Sunday Morning Tuneage Flashback
- On the Sunday Morning Tuneage of 7/30/2008, it was the 2008 San Diego Comic-Con edition. I enjoyed Dr. Horrible’s Sing-A-Long Blog on the way to California. Gordon informs us about an exploded meat truck and fatalities on the highway so we take a trek through the mountains and beat Gordon there by an hour. This was the infamous “Smits costing us a room” year (that’s a story that brings a shaking head to about four of you). I enjoyed Robert Rodriguez talking about directing Red Sonja. I was impressed with a new HBO show upcoming called True Blood from Alan Ball. James Warren, who created magazines like Creepy and Eerie, was old and told some fantastic stories. I still treasure seeing all of the original Peanuts specials voice (except Linus) with Jeannie Schulz and Lee Mendelson (Exec. Producer). I enjoyed panels for Terminator: The Sarah Conner Chronicles and the writers of The Office. What amuses me is that I attended a panel on the spur of the moment for a show I ended up loving. I wonder if it holds up.
- Batman: Brave and the Bold – “The Rise of the Blue Beetle” (S.1 E.1) (2008) (TOON): “What is this, now? The fifth or sixth deathtrap. I’ve been tied up to because of you over the years?” – Batman to Green Arrow. The main story is Batman taking Blue Beetle to the planet Kanjar Ro where the small inhabitants worship Blue Beetle over Batman. Diedrich Bader has the perfect tone for the Batman of this series. Will Friedle is a good Blue Beetle (previously the voice of Batman in Batman Beyond). This episode shows that the series will be less brooding and serious as some of the animated films, but it isn’t campy despite some truly funny one-liners. There’s still a decent superhero story involved. So few shows can find this balance today. My instinct was correct: this is still a great show.
1974 in Review
- January – Thor #219 (Marvel): Written by Gerry Conway and art by John Buscema. Thor and his group continue their adventures in Space in the middle of an incredible run.
- January 19 – The UCLA Bruins fall to Notre Dame, 71-70 at Notre Dame, ending a 88-game winning streak for the Bruins.
- January 31 – Rolling Stone (January 31, 1974) features an extended interview with Paul and Linda McCartney that covers the past ten years since their U.S. debut and through the recording of Band on the Run.
What the Hell Did I Put in My Mouth?
Cheetos: Seasoned Turkey

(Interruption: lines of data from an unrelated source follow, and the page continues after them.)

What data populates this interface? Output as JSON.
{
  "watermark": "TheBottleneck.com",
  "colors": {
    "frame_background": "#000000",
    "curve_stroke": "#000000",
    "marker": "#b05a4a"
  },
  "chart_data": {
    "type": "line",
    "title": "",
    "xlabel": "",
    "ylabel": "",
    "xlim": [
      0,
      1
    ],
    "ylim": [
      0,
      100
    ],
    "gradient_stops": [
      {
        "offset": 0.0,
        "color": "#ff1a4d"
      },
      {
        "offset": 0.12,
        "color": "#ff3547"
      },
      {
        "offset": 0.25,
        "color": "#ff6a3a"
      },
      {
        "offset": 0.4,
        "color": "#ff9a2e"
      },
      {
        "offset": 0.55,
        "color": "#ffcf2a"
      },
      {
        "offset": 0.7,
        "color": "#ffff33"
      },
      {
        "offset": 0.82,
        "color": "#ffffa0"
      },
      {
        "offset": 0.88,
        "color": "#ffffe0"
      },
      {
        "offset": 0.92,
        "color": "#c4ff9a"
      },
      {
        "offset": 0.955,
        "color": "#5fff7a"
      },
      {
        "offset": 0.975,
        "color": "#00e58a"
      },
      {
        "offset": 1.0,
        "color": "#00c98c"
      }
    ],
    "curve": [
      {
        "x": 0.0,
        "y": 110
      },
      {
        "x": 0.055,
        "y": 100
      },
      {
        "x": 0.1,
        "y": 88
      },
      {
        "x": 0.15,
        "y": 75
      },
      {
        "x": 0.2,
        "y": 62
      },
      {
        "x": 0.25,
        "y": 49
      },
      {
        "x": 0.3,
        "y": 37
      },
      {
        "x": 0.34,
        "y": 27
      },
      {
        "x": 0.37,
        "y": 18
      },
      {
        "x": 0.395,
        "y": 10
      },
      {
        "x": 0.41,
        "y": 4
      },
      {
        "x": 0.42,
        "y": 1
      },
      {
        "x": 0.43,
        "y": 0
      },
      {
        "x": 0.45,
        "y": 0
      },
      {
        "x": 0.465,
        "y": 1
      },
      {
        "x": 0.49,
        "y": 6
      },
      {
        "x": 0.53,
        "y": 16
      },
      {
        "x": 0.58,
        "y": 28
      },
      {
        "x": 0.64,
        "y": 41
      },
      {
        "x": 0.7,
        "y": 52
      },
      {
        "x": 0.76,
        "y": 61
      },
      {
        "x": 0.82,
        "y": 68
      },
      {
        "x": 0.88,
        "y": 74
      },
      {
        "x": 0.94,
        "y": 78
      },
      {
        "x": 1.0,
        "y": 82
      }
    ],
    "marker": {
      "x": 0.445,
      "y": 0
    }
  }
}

(Courtesy of Mallory Bourdo) These Cheetos from China are seasoned and do have a slight turkey-meat aftertaste. What they lack is any remnant of Cheeto flavor. It’s interesting because as is, they are pretty good. If the Cheetos flavor was added to them, I don’t think they’d be edible. I am guessing that this is American Turkey, or what China thinks people in China think American Turkey tastes like. They aren’t far off.
Goldfish Crisps: Cheddar
As the name suggests, they are crispier than regular Goldfish. They are bigger and the lightness could be from the preparation method which I’m guessing is more air frying than baking. I definitely go much more of the cheddar flavor from them than the regular version. Is that a good thing? Maybe for some people. I found these to be overly cheesy for a cracker. I love eating handfuls of the regular Goldfish but these are less likely to be eaten in bulk. I’ll stick with the classics, at least in the Cheddar flavor.
Golden Grahams: S’Mores
General Mills has brought back one of their most requested cereals with the Golden Grahams: S’Mores. It’s Golden Grahams with some chocolate squares and some mini-marshmallows. It’s a good mix, but I’m also a Golden Grahams fan. For fans of this cereal, it’s essentially been available as Post’s Honey Maid S’Mores. While I’m happy when they bring back the “classic” Golden Grahams, this doesn’t feel like anything special that I couldn’t get off the shelves, just the General Mills version.
“Beware of sadness
It can hit you
It can hurt you
Make you sore and what is more
That is not what you are here for” – George Harrison